Towards the Future
When thinking about just and sustainable steps towards a green future, it is important to consider if they are just and sustainable for all. A gender-responsive approach can shed light on all persons who might be excluded from mainstream approaches to green energy, climate finance, and loss and damage allocation. First and foremost, there is a lack of gender-disaggregated data in climate research that many policies and solutions are based on. Green energy and agrotech sectors are dominated by men and remain difficult for women to access due to socioeconomic, cultural, and political barriers to STEM education and resources. Only a small amount of climate finance programs flows to women and women-led initiatives and 0.01% of funding worldwide supports projects that address climate and women’s rights. In turn, climate mitigation strategies and infrastructure have overlooked specific gender and cultural dimensions - resulting in ultimately unsuccessful projects. For example, due to a lack of adequate consultation and the inclusion of women in the community, a solar-powered cooking stove project in Sub-Saharan Africa failed to take off because the stoves took too long to cook and did not meet the needs of those primarily responsible for cooking.
It is clear that, for leaders, institutions, and private and public sector actors participating at COP27, ‘gender’ still equals women. While is it imperative to draw attention to the unique insecurities women and girls face due to climate change, framing gender issues as solely ‘women’s issues’ obscures more systemic power relations and vulnerabilities that men face due to gendered norms and expectations. Furthermore, gender-responsive climate strategies that don’t consider the needs of men can isolate men from conversation and activism, at times leading to an increase in domestic violence. If discussions and events related to gender justice continue to be relegated to the sidelines without men’s active participation and buy-in, then it will be challenging for policies to be translated into common practice.
There has been notable progress in adopting a gender approach to climate and increasing women’s participation and representation in climate-related decision-making over the past 20 years. However, there is still a long way to go to ensure that gender equity and human rights are included at every step of sustainable climate adaptation and mitigation - from data collection, design, building, and implementation, to local, national, and global leadership. Though COP is an important platform for global stakeholders to address issues that require a global response, it is been increasingly criticized for preventing full and equal participation of more marginalized groups, tokenism, ‘youth-washing,’ and prioritizing private, short-term interests. Women and girls, indigenous communities, and citizens of the global south in particular are at the forefront of creative activism and leadership in effecting, pressuring, and implementing change outside of COP and other governing bodies.

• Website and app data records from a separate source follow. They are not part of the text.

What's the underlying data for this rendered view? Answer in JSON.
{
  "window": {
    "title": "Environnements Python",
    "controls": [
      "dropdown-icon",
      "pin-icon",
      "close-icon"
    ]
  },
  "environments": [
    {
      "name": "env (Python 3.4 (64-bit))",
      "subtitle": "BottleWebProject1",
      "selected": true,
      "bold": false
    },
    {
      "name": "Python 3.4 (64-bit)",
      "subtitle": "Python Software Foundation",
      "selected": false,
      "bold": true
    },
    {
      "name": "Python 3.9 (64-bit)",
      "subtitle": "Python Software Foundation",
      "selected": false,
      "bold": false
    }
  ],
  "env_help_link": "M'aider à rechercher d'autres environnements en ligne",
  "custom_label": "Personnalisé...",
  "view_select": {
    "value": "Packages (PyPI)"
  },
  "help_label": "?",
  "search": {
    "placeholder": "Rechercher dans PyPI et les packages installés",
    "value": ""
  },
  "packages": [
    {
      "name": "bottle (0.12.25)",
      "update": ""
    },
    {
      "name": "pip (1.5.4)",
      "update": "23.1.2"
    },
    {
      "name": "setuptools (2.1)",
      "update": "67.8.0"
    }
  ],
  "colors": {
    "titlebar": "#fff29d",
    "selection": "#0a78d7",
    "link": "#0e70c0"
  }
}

It is essential that their voices and solutions are given equal weight within, and beyond traditional institutions, as we tackle the climate emergency.